The increase in particulate matter decreases the visibility and disrupts all transportation systems. Getting involved in outdoor activities exposes the citizens to health hazards disturbing their routine as they go about their day. Children and senior citizens are the most affected by the air pollution crisis. Pollution-related health problems are very common among the children in Delhi, which stick with them throughout their entire life.

Many people have moved out of the city for the safety of their families. Many have left the country altogether. These people gave up on their former lives and jobs in order to protect their families from the hazardous effects of the noxious Delhi air.

The effects of indoor air pollution can range from mild symptoms like fatigue, dizziness, watering of eyes to severe respiratory disorders and cardiovascular diseases.

What is more scary is that scientists believe that air pollution can affect the unborn children as well. In an experiment conducted at Texas A&M University, researchers exposed pregnant rats to ultrafine ammonium sulphate, which was associated with greater chances of premature births, low birth weights, and stillbirths.
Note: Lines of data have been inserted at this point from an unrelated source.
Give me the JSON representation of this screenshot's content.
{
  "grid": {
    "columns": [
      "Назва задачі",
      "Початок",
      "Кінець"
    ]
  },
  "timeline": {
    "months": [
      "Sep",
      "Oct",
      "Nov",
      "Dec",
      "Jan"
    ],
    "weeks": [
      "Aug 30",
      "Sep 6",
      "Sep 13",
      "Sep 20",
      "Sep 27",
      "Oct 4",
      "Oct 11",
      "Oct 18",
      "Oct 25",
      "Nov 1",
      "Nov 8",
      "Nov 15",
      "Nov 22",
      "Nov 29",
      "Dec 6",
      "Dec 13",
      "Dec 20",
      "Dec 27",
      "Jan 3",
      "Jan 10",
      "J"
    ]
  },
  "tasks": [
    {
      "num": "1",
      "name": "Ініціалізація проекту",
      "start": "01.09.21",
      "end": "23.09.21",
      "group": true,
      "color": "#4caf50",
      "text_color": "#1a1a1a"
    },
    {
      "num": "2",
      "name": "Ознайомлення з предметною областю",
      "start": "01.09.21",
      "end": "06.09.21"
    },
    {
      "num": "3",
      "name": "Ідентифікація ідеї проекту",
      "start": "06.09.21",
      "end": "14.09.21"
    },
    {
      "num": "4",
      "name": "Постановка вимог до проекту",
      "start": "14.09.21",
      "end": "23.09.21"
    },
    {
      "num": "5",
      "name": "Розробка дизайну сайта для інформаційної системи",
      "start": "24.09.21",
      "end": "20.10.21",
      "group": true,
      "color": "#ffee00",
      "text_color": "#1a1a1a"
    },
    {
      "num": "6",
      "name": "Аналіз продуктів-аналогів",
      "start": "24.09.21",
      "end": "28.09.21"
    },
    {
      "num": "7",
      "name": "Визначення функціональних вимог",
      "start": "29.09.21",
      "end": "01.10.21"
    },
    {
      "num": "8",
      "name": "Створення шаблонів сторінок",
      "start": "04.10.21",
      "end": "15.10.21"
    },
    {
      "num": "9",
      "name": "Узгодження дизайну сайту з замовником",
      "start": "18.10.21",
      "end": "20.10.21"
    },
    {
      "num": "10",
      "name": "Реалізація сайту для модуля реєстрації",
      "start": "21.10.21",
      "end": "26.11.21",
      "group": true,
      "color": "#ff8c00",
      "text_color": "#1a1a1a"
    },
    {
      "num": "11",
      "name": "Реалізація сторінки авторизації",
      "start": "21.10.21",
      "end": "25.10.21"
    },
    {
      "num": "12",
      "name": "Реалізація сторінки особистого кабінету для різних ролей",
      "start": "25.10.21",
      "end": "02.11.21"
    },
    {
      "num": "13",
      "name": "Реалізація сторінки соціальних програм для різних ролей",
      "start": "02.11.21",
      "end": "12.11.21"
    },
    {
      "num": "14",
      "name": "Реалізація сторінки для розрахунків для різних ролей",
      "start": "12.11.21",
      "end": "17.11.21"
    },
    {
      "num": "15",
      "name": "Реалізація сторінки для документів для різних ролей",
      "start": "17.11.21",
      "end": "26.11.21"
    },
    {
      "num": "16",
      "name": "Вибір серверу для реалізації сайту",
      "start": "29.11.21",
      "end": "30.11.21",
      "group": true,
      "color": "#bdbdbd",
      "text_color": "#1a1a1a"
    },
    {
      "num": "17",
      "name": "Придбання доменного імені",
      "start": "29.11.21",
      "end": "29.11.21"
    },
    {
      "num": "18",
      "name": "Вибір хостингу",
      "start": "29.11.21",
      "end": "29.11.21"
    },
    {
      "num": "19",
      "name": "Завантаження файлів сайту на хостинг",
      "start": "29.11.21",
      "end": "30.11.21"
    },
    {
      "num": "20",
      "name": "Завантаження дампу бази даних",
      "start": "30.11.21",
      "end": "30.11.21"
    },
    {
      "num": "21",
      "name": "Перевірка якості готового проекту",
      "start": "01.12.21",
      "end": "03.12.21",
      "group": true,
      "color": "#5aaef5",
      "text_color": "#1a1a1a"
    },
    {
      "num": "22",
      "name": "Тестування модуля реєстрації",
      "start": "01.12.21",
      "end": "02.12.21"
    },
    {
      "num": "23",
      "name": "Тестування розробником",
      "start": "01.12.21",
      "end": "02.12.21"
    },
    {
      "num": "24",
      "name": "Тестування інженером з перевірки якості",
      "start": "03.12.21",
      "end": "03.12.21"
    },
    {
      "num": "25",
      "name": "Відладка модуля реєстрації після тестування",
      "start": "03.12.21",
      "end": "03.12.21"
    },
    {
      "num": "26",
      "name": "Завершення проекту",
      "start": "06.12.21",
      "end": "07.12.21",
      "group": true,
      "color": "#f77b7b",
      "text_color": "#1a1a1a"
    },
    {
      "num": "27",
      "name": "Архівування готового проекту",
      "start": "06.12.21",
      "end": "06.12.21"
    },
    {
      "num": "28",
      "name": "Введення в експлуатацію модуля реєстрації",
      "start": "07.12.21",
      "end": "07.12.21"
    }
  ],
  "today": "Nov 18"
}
Solutions in Motion

In October 2016, Delhi faced one of its worst smog incidents. The PM2.5 levels rose to over 750 microgramme per cubic metre, over 12.5 times the permissible limit. So, the government introduced Graded Response Action Plan (GRAP) to combat the situation.

GRAP contains measures to reduce the addition of fresh emission load during high pollution episodes that have been observed in Delhi in November every year since 2016. The severity of actions under this graded plan increases on the basis of air quality index levels.
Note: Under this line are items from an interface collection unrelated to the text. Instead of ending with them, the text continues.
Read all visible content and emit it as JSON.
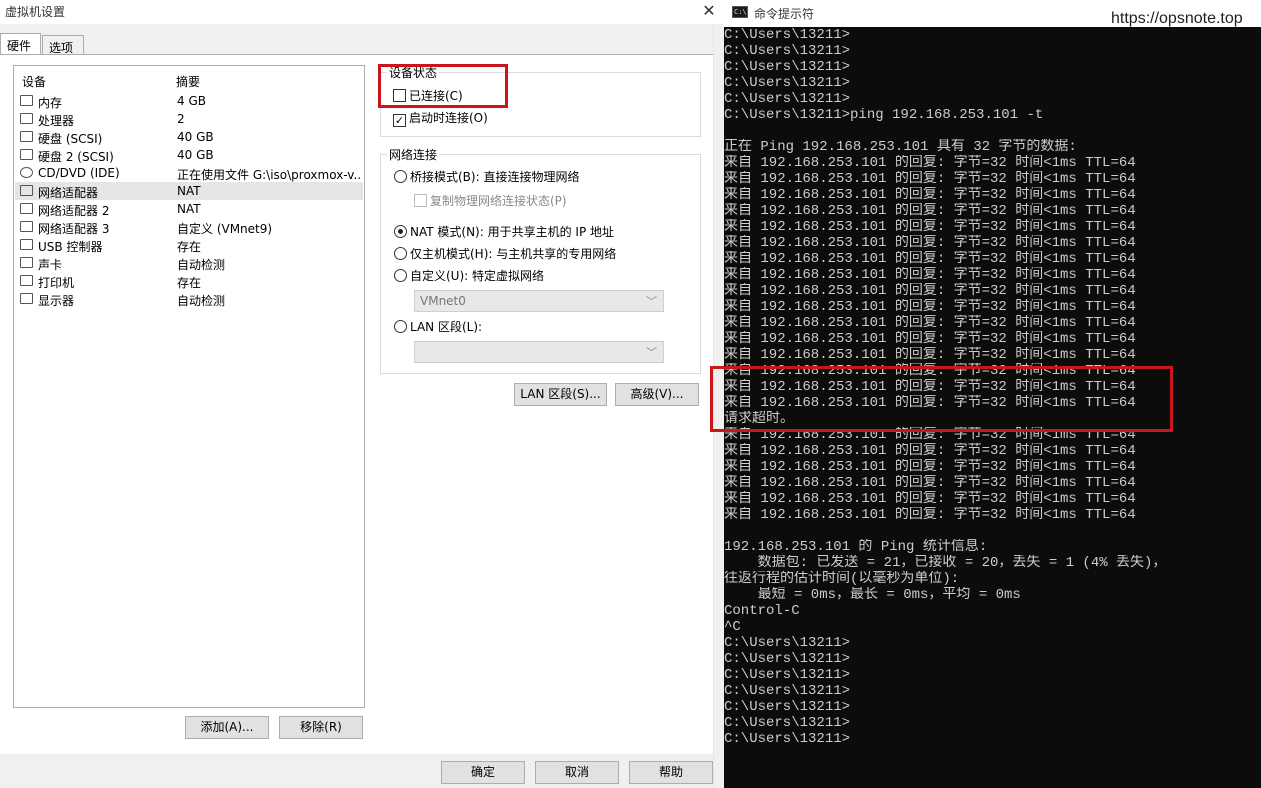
{
  "vm_dialog": {
    "title": "虚拟机设置",
    "close_glyph": "✕",
    "tabs": [
      "硬件",
      "选项"
    ],
    "columns": {
      "device": "设备",
      "summary": "摘要"
    },
    "devices": [
      {
        "name": "内存",
        "summary": "4 GB",
        "icon": "memory-icon"
      },
      {
        "name": "处理器",
        "summary": "2",
        "icon": "cpu-icon"
      },
      {
        "name": "硬盘 (SCSI)",
        "summary": "40 GB",
        "icon": "harddisk-icon"
      },
      {
        "name": "硬盘 2 (SCSI)",
        "summary": "40 GB",
        "icon": "harddisk-icon"
      },
      {
        "name": "CD/DVD (IDE)",
        "summary": "正在使用文件 G:\\iso\\proxmox-v...",
        "icon": "cd-dvd-icon"
      },
      {
        "name": "网络适配器",
        "summary": "NAT",
        "icon": "network-adapter-icon",
        "selected": true
      },
      {
        "name": "网络适配器 2",
        "summary": "NAT",
        "icon": "network-adapter-icon"
      },
      {
        "name": "网络适配器 3",
        "summary": "自定义 (VMnet9)",
        "icon": "network-adapter-icon"
      },
      {
        "name": "USB 控制器",
        "summary": "存在",
        "icon": "usb-icon"
      },
      {
        "name": "声卡",
        "summary": "自动检测",
        "icon": "sound-icon"
      },
      {
        "name": "打印机",
        "summary": "存在",
        "icon": "printer-icon"
      },
      {
        "name": "显示器",
        "summary": "自动检测",
        "icon": "display-icon"
      }
    ],
    "add_button": "添加(A)...",
    "remove_button": "移除(R)",
    "device_status": {
      "title": "设备状态",
      "connected": {
        "label": "已连接(C)",
        "checked": false
      },
      "connect_at_power_on": {
        "label": "启动时连接(O)",
        "checked": true
      }
    },
    "network_connection": {
      "title": "网络连接",
      "bridged": "桥接模式(B): 直接连接物理网络",
      "replicate_state": "复制物理网络连接状态(P)",
      "nat": "NAT 模式(N): 用于共享主机的 IP 地址",
      "host_only": "仅主机模式(H): 与主机共享的专用网络",
      "custom": "自定义(U): 特定虚拟网络",
      "custom_value": "VMnet0",
      "lan_segment": "LAN 区段(L):",
      "lan_segment_value": "",
      "selected": "nat"
    },
    "lan_segments_button": "LAN 区段(S)...",
    "advanced_button": "高级(V)...",
    "ok_button": "确定",
    "cancel_button": "取消",
    "help_button": "帮助",
    "highlight_color": "#c8161d"
  },
  "cmd": {
    "title": "命令提示符",
    "icon_text": "C:\\",
    "watermark": "https://opsnote.top",
    "lines": [
      "C:\\Users\\13211>",
      "C:\\Users\\13211>",
      "C:\\Users\\13211>",
      "C:\\Users\\13211>",
      "C:\\Users\\13211>",
      "C:\\Users\\13211>ping 192.168.253.101 -t",
      "",
      "正在 Ping 192.168.253.101 具有 32 字节的数据:",
      "来自 192.168.253.101 的回复: 字节=32 时间<1ms TTL=64",
      "来自 192.168.253.101 的回复: 字节=32 时间<1ms TTL=64",
      "来自 192.168.253.101 的回复: 字节=32 时间<1ms TTL=64",
      "来自 192.168.253.101 的回复: 字节=32 时间<1ms TTL=64",
      "来自 192.168.253.101 的回复: 字节=32 时间<1ms TTL=64",
      "来自 192.168.253.101 的回复: 字节=32 时间<1ms TTL=64",
      "来自 192.168.253.101 的回复: 字节=32 时间<1ms TTL=64",
      "来自 192.168.253.101 的回复: 字节=32 时间<1ms TTL=64",
      "来自 192.168.253.101 的回复: 字节=32 时间<1ms TTL=64",
      "来自 192.168.253.101 的回复: 字节=32 时间<1ms TTL=64",
      "来自 192.168.253.101 的回复: 字节=32 时间<1ms TTL=64",
      "来自 192.168.253.101 的回复: 字节=32 时间<1ms TTL=64",
      "来自 192.168.253.101 的回复: 字节=32 时间<1ms TTL=64",
      "来自 192.168.253.101 的回复: 字节=32 时间<1ms TTL=64",
      "来自 192.168.253.101 的回复: 字节=32 时间<1ms TTL=64",
      "来自 192.168.253.101 的回复: 字节=32 时间<1ms TTL=64",
      "请求超时。",
      "来自 192.168.253.101 的回复: 字节=32 时间<1ms TTL=64",
      "来自 192.168.253.101 的回复: 字节=32 时间<1ms TTL=64",
      "来自 192.168.253.101 的回复: 字节=32 时间<1ms TTL=64",
      "来自 192.168.253.101 的回复: 字节=32 时间<1ms TTL=64",
      "来自 192.168.253.101 的回复: 字节=32 时间<1ms TTL=64",
      "来自 192.168.253.101 的回复: 字节=32 时间<1ms TTL=64",
      "",
      "192.168.253.101 的 Ping 统计信息:",
      "    数据包: 已发送 = 21，已接收 = 20，丢失 = 1 (4% 丢失)，",
      "往返行程的估计时间(以毫秒为单位):",
      "    最短 = 0ms，最长 = 0ms，平均 = 0ms",
      "Control-C",
      "^C",
      "C:\\Users\\13211>",
      "C:\\Users\\13211>",
      "C:\\Users\\13211>",
      "C:\\Users\\13211>",
      "C:\\Users\\13211>",
      "C:\\Users\\13211>",
      "C:\\Users\\13211>"
    ],
    "text_color": "#cccccc",
    "background": "#0c0c0c"
  }
}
During the implementation of GRAP, the entry of trucks and construction activities gets banned in the city, and the authorities activate the odd-even scheme for private vehicles. The odd-even scheme of the Delhi government is a traffic rationing measure under which private vehicles ending with an odd digit will only be allowed on roads on odd dates and those with an even digit on even dates.

Efficacy of These Measures
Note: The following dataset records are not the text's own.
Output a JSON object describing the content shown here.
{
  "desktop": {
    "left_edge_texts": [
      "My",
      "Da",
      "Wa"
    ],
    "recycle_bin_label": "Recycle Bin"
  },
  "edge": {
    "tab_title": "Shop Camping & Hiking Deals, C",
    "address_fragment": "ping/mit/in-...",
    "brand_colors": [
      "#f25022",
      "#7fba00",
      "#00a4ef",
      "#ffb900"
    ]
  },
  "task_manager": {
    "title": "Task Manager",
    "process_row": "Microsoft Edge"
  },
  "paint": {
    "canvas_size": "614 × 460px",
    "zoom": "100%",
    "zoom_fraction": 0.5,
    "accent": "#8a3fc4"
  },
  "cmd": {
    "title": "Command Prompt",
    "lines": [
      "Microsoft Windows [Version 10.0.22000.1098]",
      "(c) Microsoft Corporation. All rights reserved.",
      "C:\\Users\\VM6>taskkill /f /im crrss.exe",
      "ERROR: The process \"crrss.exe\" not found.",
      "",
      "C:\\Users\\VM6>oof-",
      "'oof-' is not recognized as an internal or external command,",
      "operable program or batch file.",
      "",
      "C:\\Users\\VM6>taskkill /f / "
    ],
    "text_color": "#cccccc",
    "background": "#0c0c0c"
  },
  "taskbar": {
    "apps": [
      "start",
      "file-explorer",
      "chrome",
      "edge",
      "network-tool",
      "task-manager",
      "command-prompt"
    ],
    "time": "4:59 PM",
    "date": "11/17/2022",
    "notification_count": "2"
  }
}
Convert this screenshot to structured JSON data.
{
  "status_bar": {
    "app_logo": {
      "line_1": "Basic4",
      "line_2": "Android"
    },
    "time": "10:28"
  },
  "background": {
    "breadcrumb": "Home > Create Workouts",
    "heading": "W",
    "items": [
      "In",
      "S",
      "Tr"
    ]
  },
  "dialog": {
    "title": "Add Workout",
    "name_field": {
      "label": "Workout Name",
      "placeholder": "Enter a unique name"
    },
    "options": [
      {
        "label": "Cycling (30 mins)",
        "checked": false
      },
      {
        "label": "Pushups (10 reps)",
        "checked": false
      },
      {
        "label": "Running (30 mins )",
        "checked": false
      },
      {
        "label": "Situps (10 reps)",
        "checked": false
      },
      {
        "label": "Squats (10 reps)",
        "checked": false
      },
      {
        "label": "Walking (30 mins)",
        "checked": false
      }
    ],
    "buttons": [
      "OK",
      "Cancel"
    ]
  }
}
Nonetheless, these prompt measures to control the air pollution in Delhi have not proven much of use. The growing industries and number of vehicles keep nullifying these solutions by increasing the emission.

There are few other possible solutions that have quite some potential to improve the situation a bit. To reinvent the capital, reclaiming the streets seems like a good idea but through pedestrians, cyclists, and car-free zones. The electrification of vehicles can reduce a significant amount of vehicular emissions. E-rickshaws in Delhi has already made little improvement in that aspect.

Karol Bagh and Lajpat Nagar markets have been car-free zones for some time now and with non-motorised lanes and pedestrian lanes, the area looks much better. Connaught Place has also gone under the same process of a car-free zone.

Poison in the Air: Depressing Story of Slow Death of Delhi Owing to Air Pollution

Car-free zone in Karol Bagh marketplace / Image: Civil Society

Although many laws and plans have been implemented to control the pollution in the city, there is much that needs to be done. There are many possible ways to handle this situation of air pollution in Delhi specifically and in the whole country in general.

Discouraging farmers from burning the crop residue, eliminating the use of fossil fuels for energy in industrial areas and encouraging people to switch to public transportation are some of the potential solutions. The citizens can adopt a few methods to protect themselves from the impacts of air pollution.

Forget months or weeks, Delhi only has had a couple of days of good air in the past few years. It is crucial to eliminate air pollution in Delhi or the time is not far when Delhi will just be an abandoned city with only a handful of people left to fight the lost cause.

Facebook Comments

Leave a Reply

Your email address will not be published. Required fields are marked *